Records supplied:
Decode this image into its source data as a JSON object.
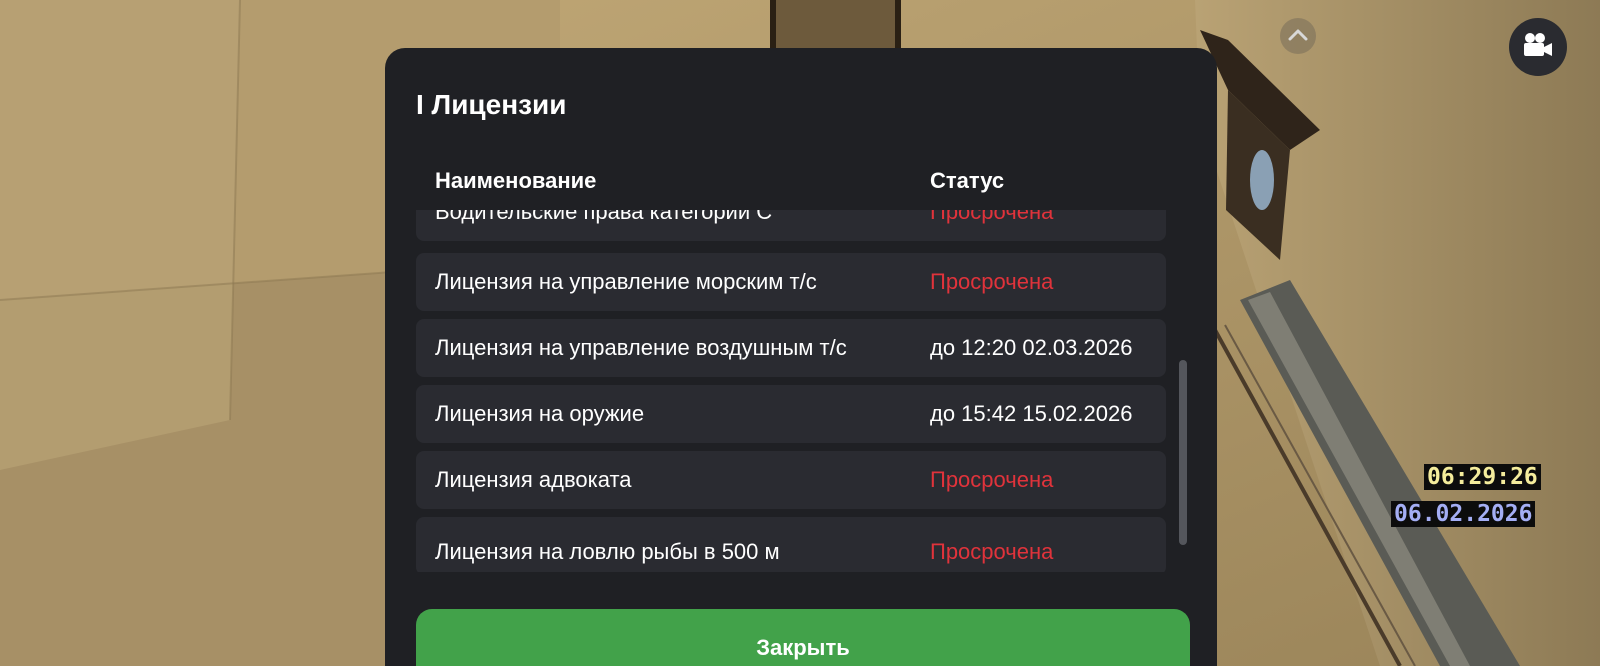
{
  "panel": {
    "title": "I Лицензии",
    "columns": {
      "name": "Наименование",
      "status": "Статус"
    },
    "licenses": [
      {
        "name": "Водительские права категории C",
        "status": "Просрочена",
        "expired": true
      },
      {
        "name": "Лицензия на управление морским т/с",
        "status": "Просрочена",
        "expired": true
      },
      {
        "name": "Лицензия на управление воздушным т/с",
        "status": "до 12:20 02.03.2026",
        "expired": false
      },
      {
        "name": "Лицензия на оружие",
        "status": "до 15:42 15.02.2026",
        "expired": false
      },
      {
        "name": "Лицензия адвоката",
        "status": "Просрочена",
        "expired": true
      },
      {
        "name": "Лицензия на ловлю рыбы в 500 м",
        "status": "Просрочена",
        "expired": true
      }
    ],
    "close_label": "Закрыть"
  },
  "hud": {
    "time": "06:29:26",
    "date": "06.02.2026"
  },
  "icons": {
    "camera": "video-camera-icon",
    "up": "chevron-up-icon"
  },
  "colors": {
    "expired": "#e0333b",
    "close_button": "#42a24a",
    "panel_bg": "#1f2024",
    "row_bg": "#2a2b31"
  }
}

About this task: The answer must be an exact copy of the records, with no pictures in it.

Answer below:
Decode this image into its source data as a JSON object.
{
  "panel": {
    "title": "I Лицензии",
    "columns": {
      "name": "Наименование",
      "status": "Статус"
    },
    "licenses": [
      {
        "name": "Водительские права категории C",
        "status": "Просрочена",
        "expired": true
      },
      {
        "name": "Лицензия на управление морским т/с",
        "status": "Просрочена",
        "expired": true
      },
      {
        "name": "Лицензия на управление воздушным т/с",
        "status": "до 12:20 02.03.2026",
        "expired": false
      },
      {
        "name": "Лицензия на оружие",
        "status": "до 15:42 15.02.2026",
        "expired": false
      },
      {
        "name": "Лицензия адвоката",
        "status": "Просрочена",
        "expired": true
      },
      {
        "name": "Лицензия на ловлю рыбы в 500 м",
        "status": "Просрочена",
        "expired": true
      }
    ],
    "close_label": "Закрыть"
  },
  "hud": {
    "time": "06:29:26",
    "date": "06.02.2026"
  },
  "icons": {
    "camera": "video-camera-icon",
    "up": "chevron-up-icon"
  },
  "colors": {
    "expired": "#e0333b",
    "close_button": "#42a24a",
    "panel_bg": "#1f2024",
    "row_bg": "#2a2b31"
  }
}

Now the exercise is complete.